The scene at the November 15, 2007 Democratic debate in Las Vegas was thick with the usual suspects—the candidates, the flacks, Wolf Blitzer, Dennis Kucinich's Amazonian wife. But there was someone who seemed out of place, a ghost of campaigns past: Howard Dean. The 2004 presidential candidate turned Democratic National Committee (DNC) chairman had been strangely absent all fall, not just a ghost of an earlier campaign but seemingly the ghost of his former self. Among campaign junkies, suddenly glimpsing him up on stage shaking hands with John Edwards "set off a flurry of commentary," remembe
While you're waiting for results--Terry McAuliffe this morning, on Bob Novak's latest column and an unpopular DNC he wants no association with: SCARBOROUGH: I've tried to blame you for the Super Tuesday debacle, but you weren't actually party chair two years ago when this was decided, party chair four years ago.MCAULLIFE: There's a reason we call him Bob No-facts. He wrote yesterday that I did the calendar. I left the chairmanship three years ago!... Howard Dean is chairman of the party.
One of Barack Obama's last events before the New Hampshire primary took place in the town of Rochester, where hundreds of people had gathered in an old theater to hear him speak. Obama was two minutes into his remarks when a chant suddenly erupted from the rear. "Abortion is Obama-nation! Abortion is Obama-nation!" the protestors yelled. The people of Rochester promptly jeered. It was, in other words, a perfect chance for Obama to showcase his powers of conciliation. "You've made your point. ...
Speaking of Iowa muddles, Jonathan Martin does a nice job sorting out where things stand on the Republican side heading into the home stretch. Key grafs: Huckabee: The major question now looming over his surge -- is it for real?
The Israel Lobby and U.S. Foreign Policy By John J. Mearsheimer and Stephen M. Walt (Farrar, Straus and Giroux, 484 pp., $26) In October 2002, Osama bin Laden issued a statement in which he analyzed America's inexhaustible number of sins and prescribed ways of repenting for many of them. The statement was, by the standards of bin Laden's cave encyclicals, unusually coherent.
Chris makes a great point about the unique (and uniquely unfair) burden facing Obama--the need to avoid coming off as an angry black man, which would be death in a presidential campaign.
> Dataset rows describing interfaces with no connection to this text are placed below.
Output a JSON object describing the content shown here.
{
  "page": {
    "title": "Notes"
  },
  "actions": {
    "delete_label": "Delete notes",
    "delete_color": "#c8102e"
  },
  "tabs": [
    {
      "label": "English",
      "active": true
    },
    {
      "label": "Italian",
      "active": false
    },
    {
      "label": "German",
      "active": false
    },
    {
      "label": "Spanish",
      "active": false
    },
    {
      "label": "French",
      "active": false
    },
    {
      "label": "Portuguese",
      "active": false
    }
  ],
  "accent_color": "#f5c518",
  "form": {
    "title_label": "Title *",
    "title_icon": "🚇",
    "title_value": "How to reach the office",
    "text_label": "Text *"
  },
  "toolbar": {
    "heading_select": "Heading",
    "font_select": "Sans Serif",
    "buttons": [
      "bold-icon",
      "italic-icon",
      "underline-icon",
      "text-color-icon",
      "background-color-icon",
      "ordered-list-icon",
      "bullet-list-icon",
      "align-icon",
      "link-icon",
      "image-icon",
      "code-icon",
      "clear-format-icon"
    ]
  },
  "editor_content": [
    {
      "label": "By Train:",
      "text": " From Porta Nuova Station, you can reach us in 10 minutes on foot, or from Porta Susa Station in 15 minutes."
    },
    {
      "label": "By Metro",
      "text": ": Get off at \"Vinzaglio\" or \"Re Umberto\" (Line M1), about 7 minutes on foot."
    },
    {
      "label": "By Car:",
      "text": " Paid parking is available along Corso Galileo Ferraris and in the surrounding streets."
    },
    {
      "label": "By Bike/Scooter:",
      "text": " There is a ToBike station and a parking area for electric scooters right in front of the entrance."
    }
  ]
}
I had a similar thought watching the debate Wednesday night, when Obama seemed to go out of his way to sound circumspect and responsible. On Iraq, for example, he kept reminding us that the military says we can't withdraw more than a brigade or two a month, however much we'd like to pull out immediately.
Most political activists can point to one catalyzing event, an episode in each of their lives (or, more often, in the life of their country) that shook them from their complacency and roused them to change the world. You can find many such stories if you troll through the netroots, the online community of liberal bloggers that has quickly become a formidable constituency in Democratic politics. But the episode that seems to come up most often is the Florida recount.
Ezra Klein, writing at Tapped, has a puzzling observation about the Democratic primary. He writes, "Obama, Edwards, Gore--say what you will, but this crew currently controls the buzz, the assumptions of 'electability,' and the excitement of the base. And every one of them is a progressive." He proceeds to credit this development to Howard Dean. "Howard Dean should be proud: He really did change the party," he writes. Color me confused. I think the ideological distinction between Obama, Edwards and Gore and Hillary Clinton is fairly narrow.
Rick Santorum has enough trouble in his reelection race. The incumbent GOP senator has trailed his opponent, Pennsylvania State Treasurer Bob Casey, by double digits almost since Casey declared his candidacy. Santorum's campaign has been mired in questions about why Pennsylvanians pay to homeschool his six children in Virginia and about his involvement with the now-infamous K Street Project. Even Republicans have privately started to refer to Santorum's campaign as a lost cause and are lobbying party leaders to shift money to more promising contests.
What does Jerry Falwell have in common with Paul Wolfowitz and Howard Dean? What links columnist George Will with The New Republic? All, according to a recently issued "working paper," a shortened version of which appeared in the London Review of Books, are agents of an amorphous but incalculably powerful "Israel Lobby." That same inscrutable organization, the paper alleges, has dictated the decisions of politicians from George W. Bush to Jimmy Carter and determined the content of The New York Times and The Wall Street Journal. The goal of the lobby?